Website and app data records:
★ ★ ★ ★ ★

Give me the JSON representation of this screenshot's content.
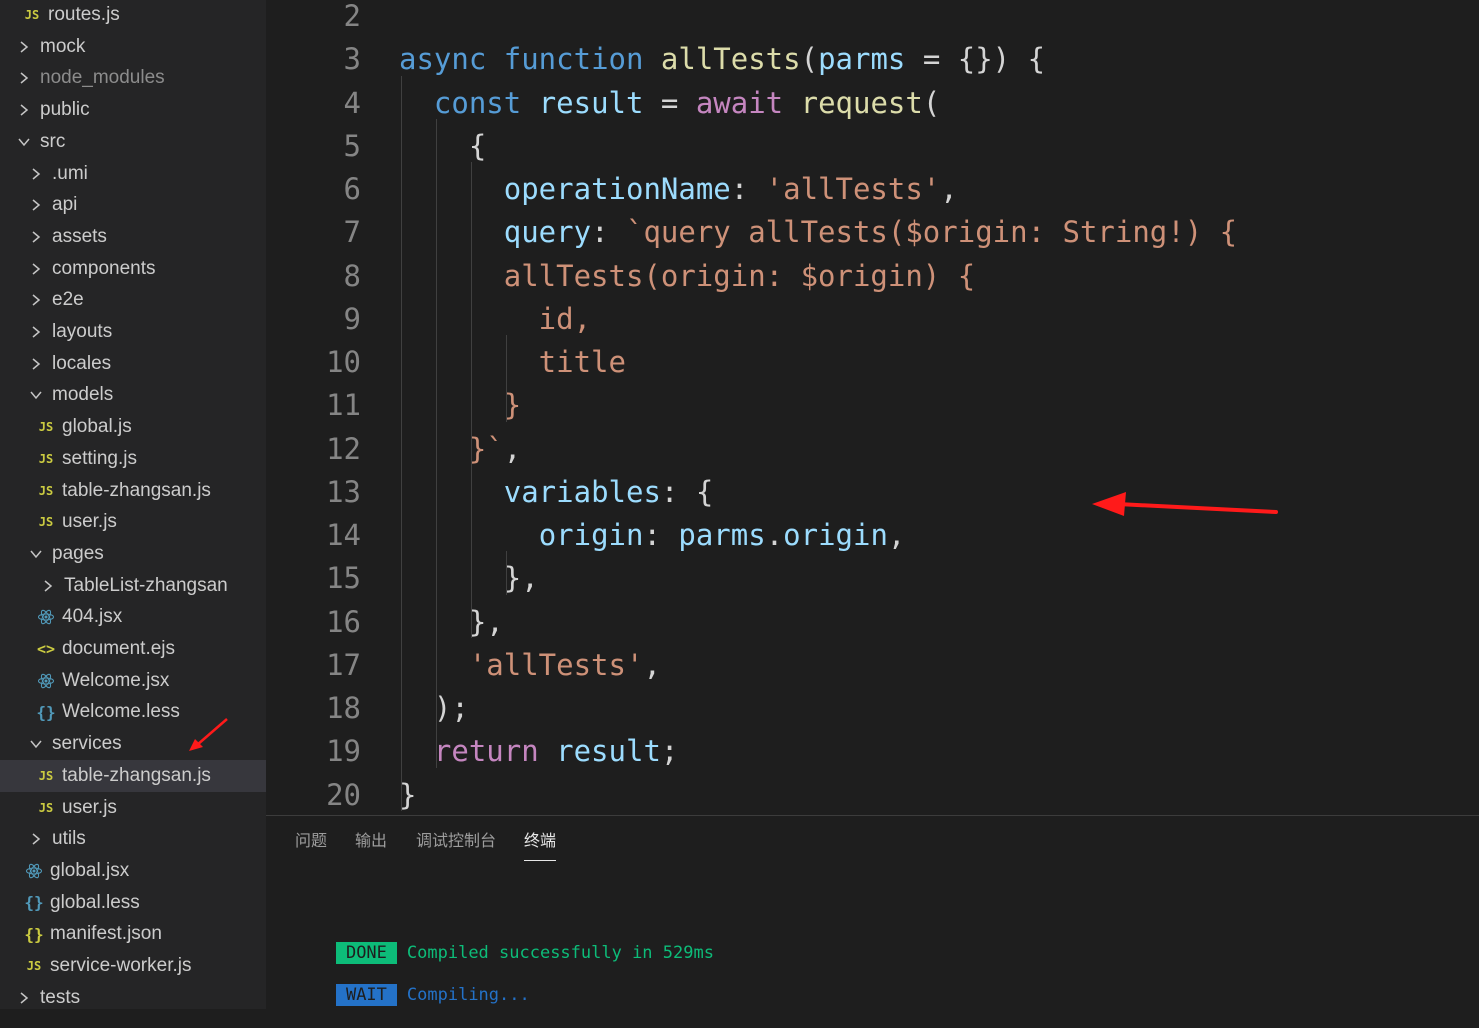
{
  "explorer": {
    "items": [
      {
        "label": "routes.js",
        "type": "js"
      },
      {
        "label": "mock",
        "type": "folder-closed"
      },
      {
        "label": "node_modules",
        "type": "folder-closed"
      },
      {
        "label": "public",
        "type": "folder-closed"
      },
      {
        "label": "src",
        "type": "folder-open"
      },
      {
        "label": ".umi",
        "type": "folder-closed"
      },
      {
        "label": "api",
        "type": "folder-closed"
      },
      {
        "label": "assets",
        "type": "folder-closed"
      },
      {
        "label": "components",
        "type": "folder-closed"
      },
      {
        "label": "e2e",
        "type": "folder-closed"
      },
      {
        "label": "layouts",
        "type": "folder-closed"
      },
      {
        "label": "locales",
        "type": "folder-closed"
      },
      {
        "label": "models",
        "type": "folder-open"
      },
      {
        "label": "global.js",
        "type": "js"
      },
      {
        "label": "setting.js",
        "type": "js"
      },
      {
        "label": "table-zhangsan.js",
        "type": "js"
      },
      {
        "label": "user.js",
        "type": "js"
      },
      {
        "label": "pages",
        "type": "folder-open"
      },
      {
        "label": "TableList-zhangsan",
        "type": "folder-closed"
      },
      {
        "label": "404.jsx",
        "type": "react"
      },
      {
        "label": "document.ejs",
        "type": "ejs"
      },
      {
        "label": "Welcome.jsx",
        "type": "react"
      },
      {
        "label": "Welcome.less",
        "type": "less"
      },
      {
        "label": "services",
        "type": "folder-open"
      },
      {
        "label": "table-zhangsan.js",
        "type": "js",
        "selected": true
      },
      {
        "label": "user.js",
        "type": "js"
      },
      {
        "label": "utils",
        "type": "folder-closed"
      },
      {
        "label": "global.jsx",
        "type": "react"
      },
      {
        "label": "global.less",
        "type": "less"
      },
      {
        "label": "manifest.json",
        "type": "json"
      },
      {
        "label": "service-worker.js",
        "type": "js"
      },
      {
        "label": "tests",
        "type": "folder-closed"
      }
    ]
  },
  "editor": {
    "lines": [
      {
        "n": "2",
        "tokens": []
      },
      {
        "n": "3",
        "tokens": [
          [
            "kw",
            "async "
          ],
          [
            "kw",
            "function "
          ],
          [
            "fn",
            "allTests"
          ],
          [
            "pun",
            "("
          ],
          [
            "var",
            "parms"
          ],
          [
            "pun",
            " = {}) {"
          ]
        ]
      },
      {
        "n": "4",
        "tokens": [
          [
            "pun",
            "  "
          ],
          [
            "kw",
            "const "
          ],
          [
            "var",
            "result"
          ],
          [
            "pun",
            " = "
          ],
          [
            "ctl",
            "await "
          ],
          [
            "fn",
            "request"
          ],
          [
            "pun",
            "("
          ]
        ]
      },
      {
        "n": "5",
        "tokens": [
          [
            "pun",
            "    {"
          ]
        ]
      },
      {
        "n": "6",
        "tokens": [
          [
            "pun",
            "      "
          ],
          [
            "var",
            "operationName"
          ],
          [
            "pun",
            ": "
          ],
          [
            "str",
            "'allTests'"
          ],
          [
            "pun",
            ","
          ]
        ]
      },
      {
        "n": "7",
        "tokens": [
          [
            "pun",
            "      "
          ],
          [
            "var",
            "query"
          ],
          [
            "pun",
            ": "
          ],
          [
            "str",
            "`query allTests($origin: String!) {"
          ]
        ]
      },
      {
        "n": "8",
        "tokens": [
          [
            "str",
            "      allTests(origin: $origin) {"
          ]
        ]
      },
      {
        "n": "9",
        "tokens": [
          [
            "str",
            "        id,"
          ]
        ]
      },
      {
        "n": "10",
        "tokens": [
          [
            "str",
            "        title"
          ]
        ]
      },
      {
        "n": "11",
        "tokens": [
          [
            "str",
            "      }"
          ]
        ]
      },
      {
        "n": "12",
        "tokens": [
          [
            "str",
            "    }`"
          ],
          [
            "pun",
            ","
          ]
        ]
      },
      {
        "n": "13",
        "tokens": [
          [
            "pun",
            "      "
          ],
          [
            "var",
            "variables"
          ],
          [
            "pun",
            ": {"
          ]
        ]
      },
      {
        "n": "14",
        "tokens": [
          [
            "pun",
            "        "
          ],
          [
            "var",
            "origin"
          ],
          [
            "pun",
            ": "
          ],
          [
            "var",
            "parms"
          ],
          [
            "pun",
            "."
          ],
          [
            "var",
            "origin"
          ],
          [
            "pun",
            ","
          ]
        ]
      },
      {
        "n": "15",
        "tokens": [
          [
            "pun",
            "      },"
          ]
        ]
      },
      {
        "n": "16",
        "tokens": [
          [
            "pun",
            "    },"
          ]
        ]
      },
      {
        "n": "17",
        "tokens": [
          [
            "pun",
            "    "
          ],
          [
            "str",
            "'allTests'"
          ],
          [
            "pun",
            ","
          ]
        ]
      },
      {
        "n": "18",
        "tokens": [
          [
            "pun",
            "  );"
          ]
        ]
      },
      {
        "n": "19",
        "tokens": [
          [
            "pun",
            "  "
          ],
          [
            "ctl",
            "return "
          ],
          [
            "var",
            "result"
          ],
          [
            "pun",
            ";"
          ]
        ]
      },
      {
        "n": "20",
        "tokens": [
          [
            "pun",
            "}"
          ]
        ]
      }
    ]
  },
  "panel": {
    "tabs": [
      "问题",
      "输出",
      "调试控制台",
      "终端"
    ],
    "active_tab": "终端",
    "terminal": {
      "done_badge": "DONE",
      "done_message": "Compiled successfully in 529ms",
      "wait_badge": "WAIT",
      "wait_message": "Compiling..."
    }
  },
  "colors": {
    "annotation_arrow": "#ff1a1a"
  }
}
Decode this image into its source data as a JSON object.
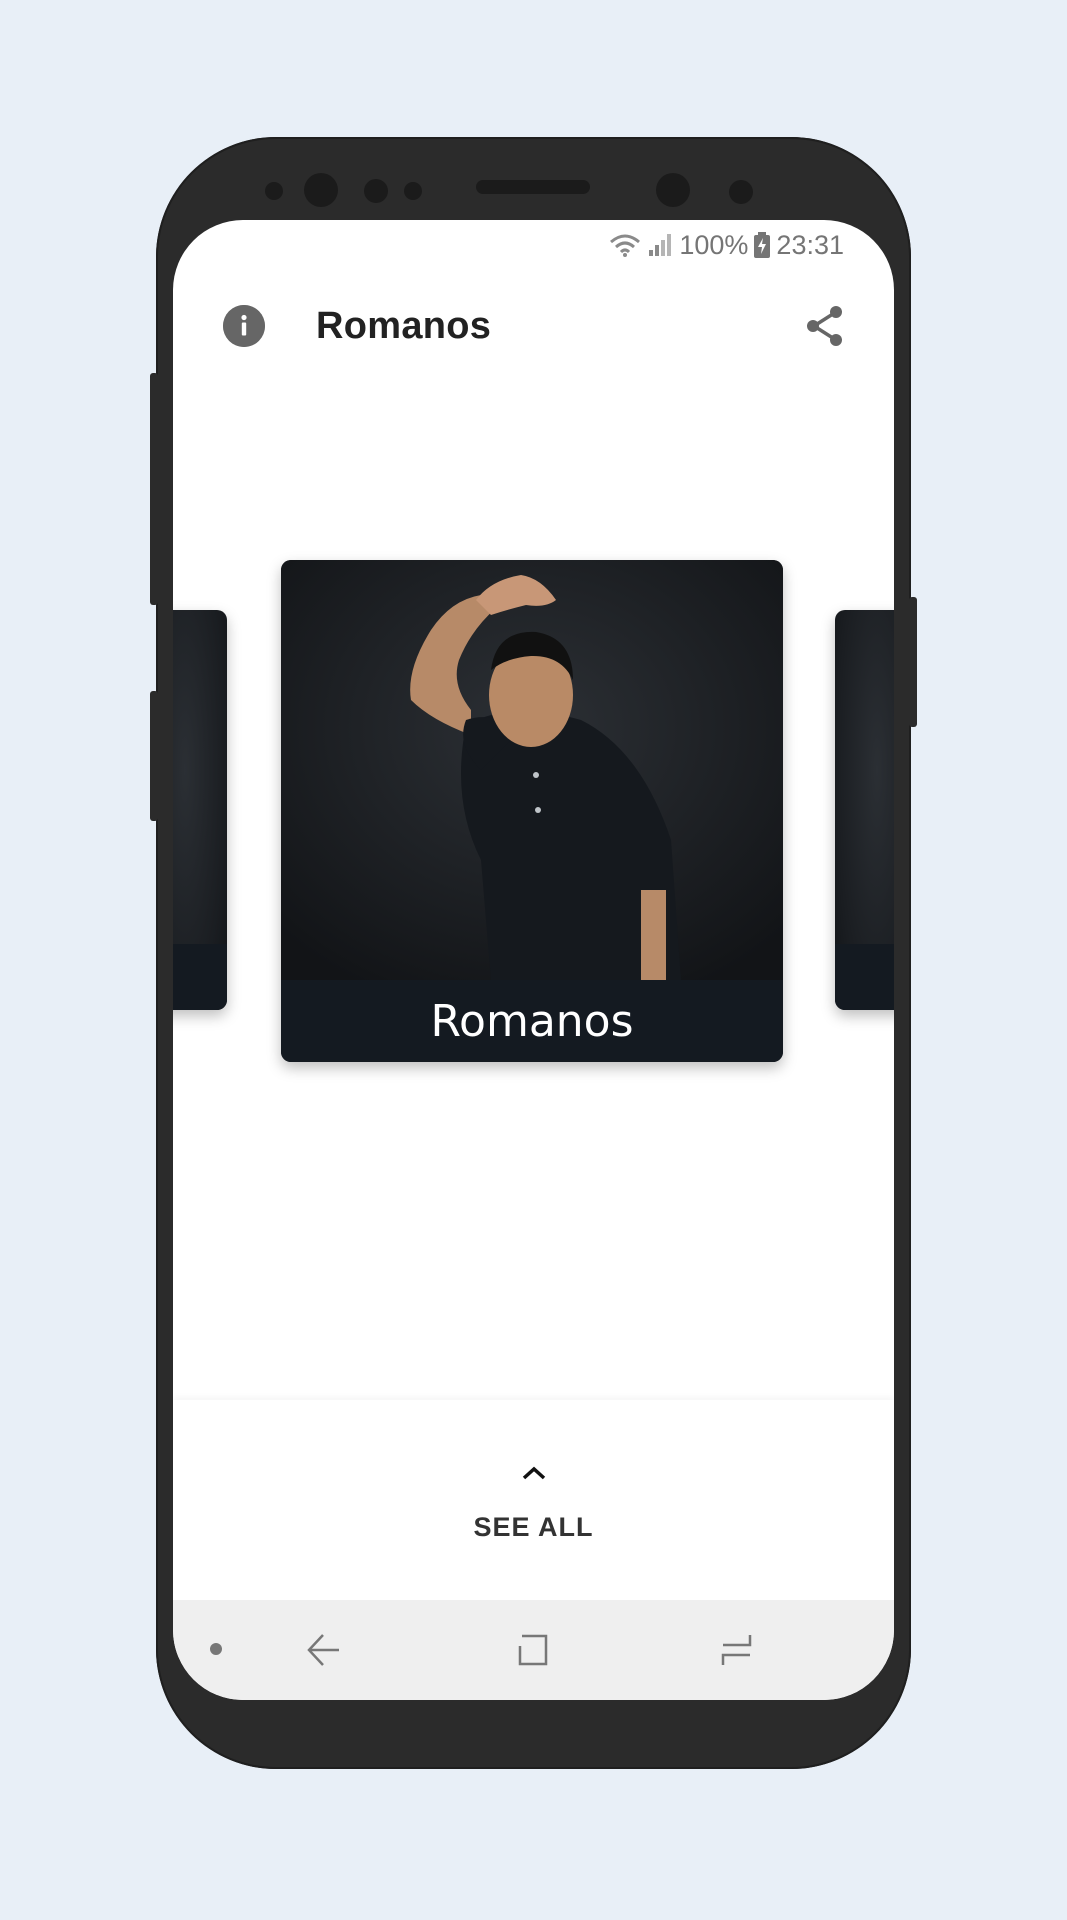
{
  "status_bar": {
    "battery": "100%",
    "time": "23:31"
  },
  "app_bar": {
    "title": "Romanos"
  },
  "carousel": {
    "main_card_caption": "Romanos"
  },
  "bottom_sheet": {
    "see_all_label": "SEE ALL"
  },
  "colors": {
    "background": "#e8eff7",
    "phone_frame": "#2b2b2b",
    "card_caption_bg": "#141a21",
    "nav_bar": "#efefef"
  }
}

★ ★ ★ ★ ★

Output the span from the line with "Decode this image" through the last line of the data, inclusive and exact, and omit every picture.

_Answer to this task_.
Decode this image into its source data as a JSON object.
{
  "status_bar": {
    "battery": "100%",
    "time": "23:31"
  },
  "app_bar": {
    "title": "Romanos"
  },
  "carousel": {
    "main_card_caption": "Romanos"
  },
  "bottom_sheet": {
    "see_all_label": "SEE ALL"
  },
  "colors": {
    "background": "#e8eff7",
    "phone_frame": "#2b2b2b",
    "card_caption_bg": "#141a21",
    "nav_bar": "#efefef"
  }
}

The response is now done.